For example, a ship's bell being struck once every thirty minutes. Therefore, after eight bells have rung, a sailor's shift is over. Origin: This maritime phrase references wooden wedges' placement to secure moving objects on the decks of ships. Example Sentence: "Gregory is driving me up the pole with his constant demands that I buy him that new album.
Origin: This phrase comes from the method of using both thin and thick pulleys and ropes used to hoist sails. Origin: This saying is believed to have originated from the nautical practice of sounding the bosun's pipe at the end of each day to signal lights-out. Example Sentence: "Oh pipe down! It's time you switched that darn music off. Origin: Originally, this phrase referred to sailors pulling at a ship's lines as quickly as they could.
Example Sentence: "The government seems unable to stem the tide of violence that is sweeping across the country. Origin: When a boat's keel emerges from the water, the vessel is very likely to capsize. There are, I am sure, many more phrases and expressions that can trace their roots back to the life experiences, trials, and tribulations of those who have navigated our seas and oceans.

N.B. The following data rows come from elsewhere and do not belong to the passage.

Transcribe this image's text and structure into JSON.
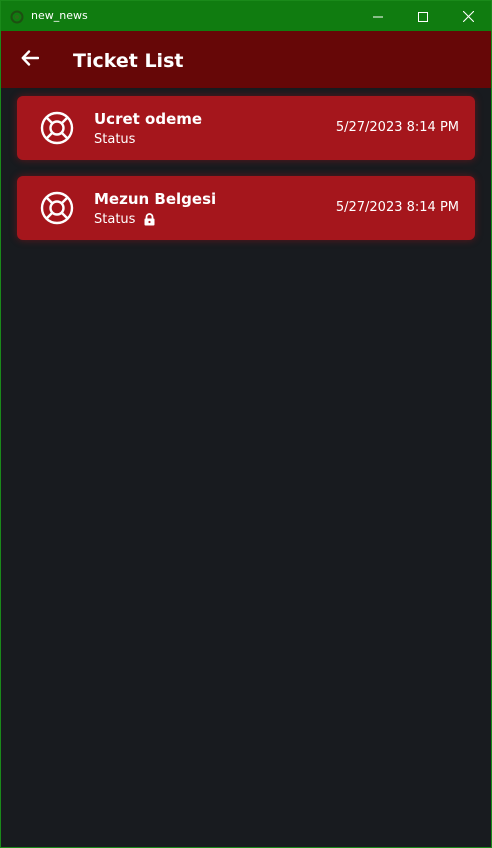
{
  "window": {
    "title": "new_news",
    "app_icon": "app-logo-icon",
    "controls": {
      "minimize_icon": "minimize-icon",
      "maximize_icon": "maximize-icon",
      "close_icon": "close-icon"
    },
    "titlebar_color": "#107c10"
  },
  "appbar": {
    "back_icon": "arrow-left-icon",
    "title": "Ticket List",
    "background": "#660707"
  },
  "tickets": [
    {
      "icon": "lifebuoy-icon",
      "title": "Ucret odeme",
      "status_label": "Status",
      "locked": false,
      "date": "5/27/2023 8:14 PM"
    },
    {
      "icon": "lifebuoy-icon",
      "title": "Mezun Belgesi",
      "status_label": "Status",
      "locked": true,
      "date": "5/27/2023 8:14 PM"
    }
  ],
  "colors": {
    "card": "#a5161c",
    "page_background": "#181b1f",
    "text": "#ffffff"
  }
}
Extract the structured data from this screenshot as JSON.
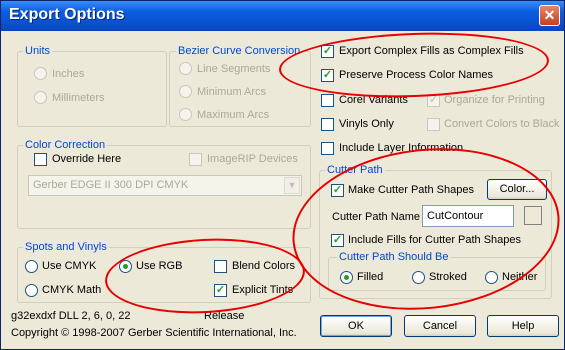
{
  "window": {
    "title": "Export Options",
    "close_glyph": "✕"
  },
  "units": {
    "legend": "Units",
    "inches": "Inches",
    "millimeters": "Millimeters"
  },
  "bezier": {
    "legend": "Bezier Curve Conversion",
    "line_segments": "Line Segments",
    "minimum_arcs": "Minimum Arcs",
    "maximum_arcs": "Maximum Arcs"
  },
  "options": {
    "export_complex_fills": "Export Complex Fills as Complex Fills",
    "preserve_process_color_names": "Preserve Process Color Names",
    "corel_variants": "Corel Variants",
    "organize_for_printing": "Organize for Printing",
    "vinyls_only": "Vinyls Only",
    "convert_colors_to_black": "Convert Colors to Black",
    "include_layer_information": "Include Layer Information"
  },
  "color_correction": {
    "legend": "Color Correction",
    "override_here": "Override Here",
    "imagerip_devices": "ImageRIP Devices",
    "device_value": "Gerber EDGE II 300 DPI CMYK"
  },
  "cutter_path": {
    "legend": "Cutter Path",
    "make_shapes": "Make Cutter Path Shapes",
    "color_button": "Color...",
    "name_label": "Cutter Path Name",
    "name_value": "CutContour",
    "include_fills": "Include Fills for Cutter Path Shapes",
    "should_be_legend": "Cutter Path Should Be",
    "filled": "Filled",
    "stroked": "Stroked",
    "neither": "Neither"
  },
  "spots": {
    "legend": "Spots and Vinyls",
    "use_cmyk": "Use CMYK",
    "use_rgb": "Use RGB",
    "blend_colors": "Blend Colors",
    "cmyk_math": "CMYK Math",
    "explicit_tints": "Explicit Tints"
  },
  "footer": {
    "dll_info": "g32exdxf DLL 2, 6, 0, 22",
    "release": "Release",
    "copyright": "Copyright © 1998-2007 Gerber Scientific International, Inc."
  },
  "buttons": {
    "ok": "OK",
    "cancel": "Cancel",
    "help": "Help"
  },
  "colors": {
    "title_bar": "#0a52d2",
    "group_legend": "#0046d5",
    "check_mark": "#21a121",
    "annotation": "#e60000",
    "dialog_bg": "#ece9d8"
  }
}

Perhaps you wish to add some below? Answer: It is common to wish a sailor goodbye by using the term: "may you have fair winds and following seas". The use of the expression "fair winds" is used to wish a person a safe journey or good fortune.

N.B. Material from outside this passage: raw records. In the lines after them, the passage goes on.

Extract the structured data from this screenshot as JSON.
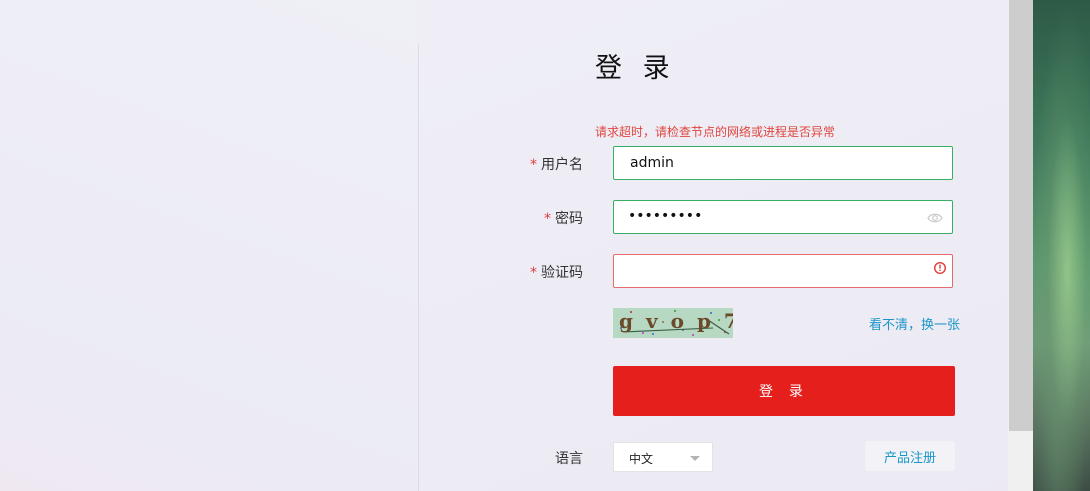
{
  "login": {
    "title": "登 录",
    "error_message": "请求超时，请检查节点的网络或进程是否异常",
    "required_mark": "*",
    "username_label": "用户名",
    "username_value": "admin",
    "password_label": "密码",
    "password_masked": "•••••••••",
    "captcha_label": "验证码",
    "captcha_value": "",
    "captcha_image_text": "gvop7",
    "refresh_captcha": "看不清，换一张",
    "submit_label": "登 录",
    "language_label": "语言",
    "language_value": "中文",
    "register_label": "产品注册"
  },
  "colors": {
    "accent_red": "#e51f1c",
    "valid_border": "#38ae63",
    "error_border": "#e46b6b",
    "link_blue": "#1b96c9",
    "error_text": "#e0463f"
  },
  "icons": {
    "password_toggle": "eye-icon",
    "captcha_error": "alert-circle-icon"
  }
}
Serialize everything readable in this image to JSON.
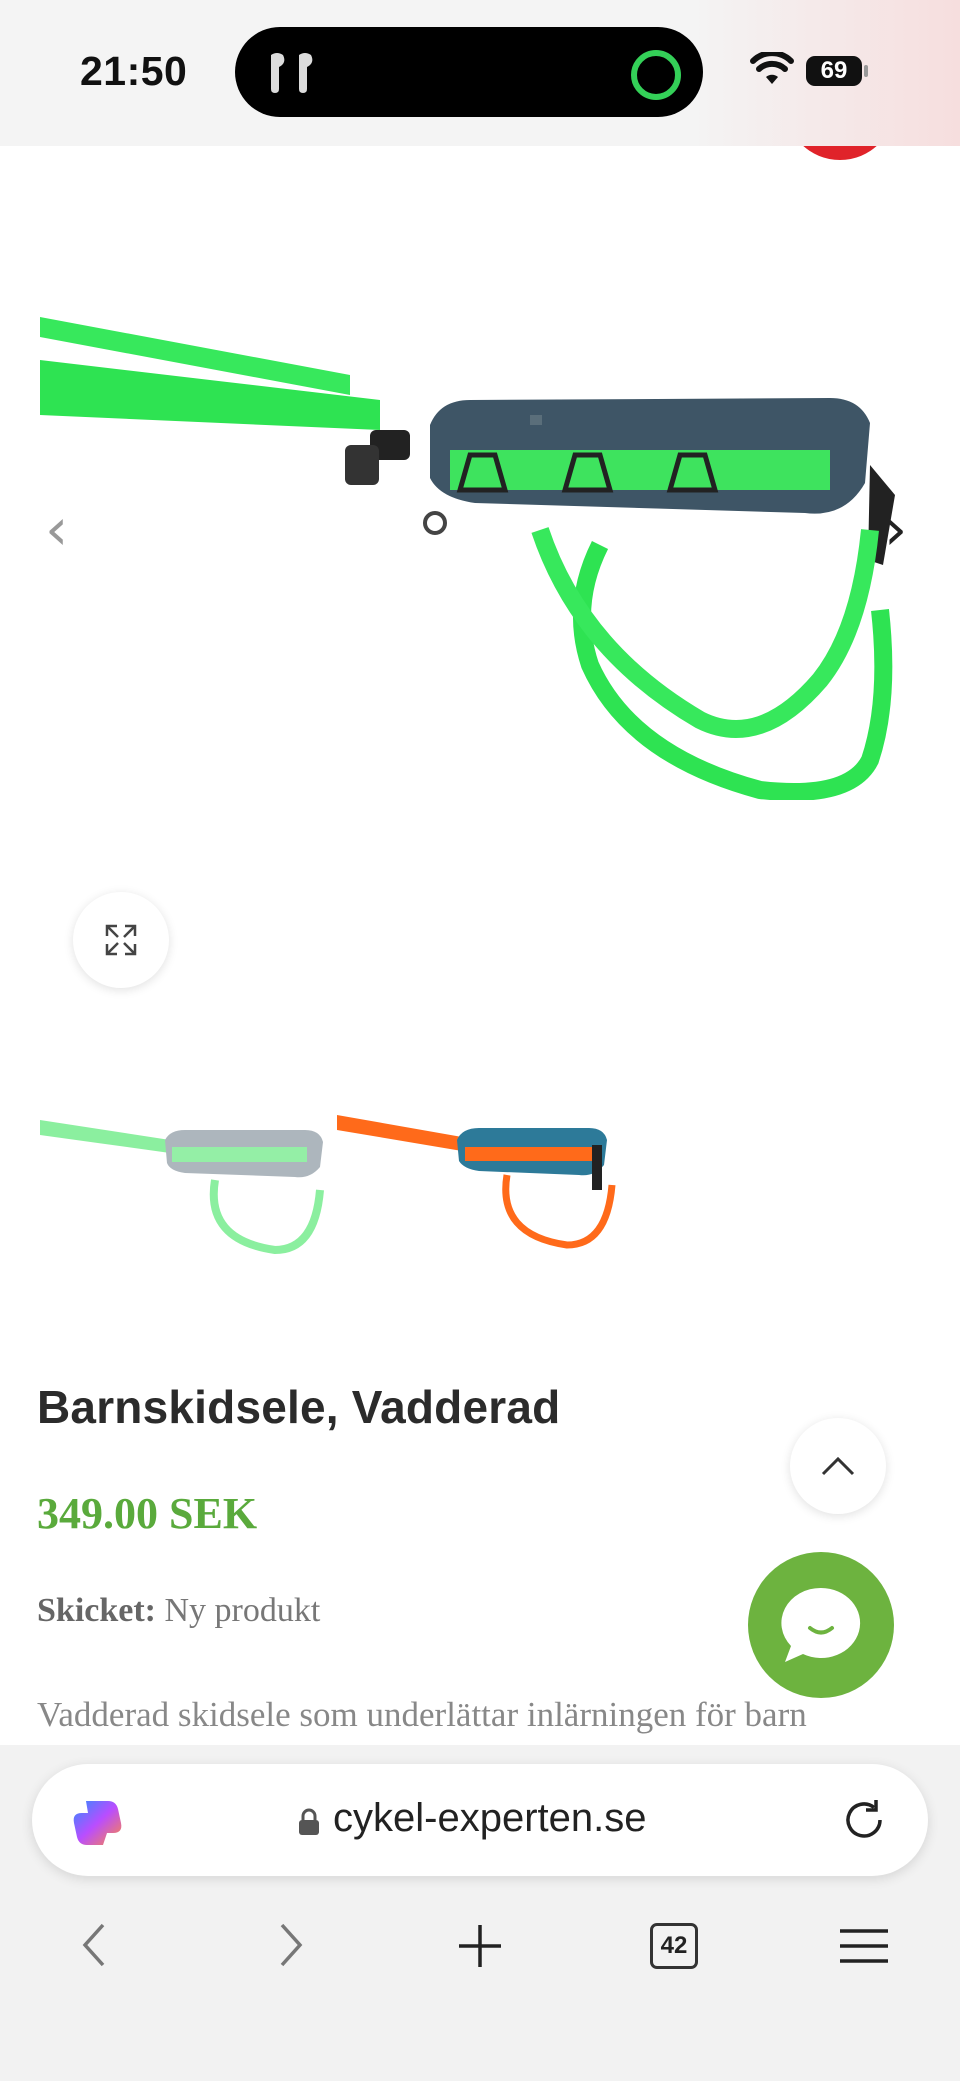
{
  "status_bar": {
    "time": "21:50",
    "battery": "69"
  },
  "product": {
    "title": "Barnskidsele, Vadderad",
    "price": "349.00 SEK",
    "condition_label": "Skicket:",
    "condition_value": "Ny produkt",
    "description": "Vadderad skidsele som underlättar inlärningen för barn"
  },
  "gallery": {
    "main_color": "green",
    "thumbnails": [
      {
        "color": "green",
        "selected": true
      },
      {
        "color": "orange",
        "selected": false
      }
    ]
  },
  "browser": {
    "url": "cykel-experten.se",
    "tab_count": "42"
  },
  "colors": {
    "price": "#5aaa3c",
    "chat": "#6db33f",
    "strap_green": "#2ee352",
    "strap_orange": "#ff6a1a",
    "belt_dark": "#3e5566",
    "belt_teal": "#2d7a99"
  }
}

Whilst "following seas" is used to express a smooth journey. Answer: To ramble is to wander or habitually roam. There is a folk song called "The Rambling Sailor" which expresses the meaning of this far more succinctly than I can. The 4th verse of which goes:. Question: I have heard of a nautical phrase beginning with "Calm seas and Can you help? Answer: There are a number of sayings that essentially wish a person farewell and a safe journey. I believe the expression you have heard is: "Wishing you fair winds and calm seas".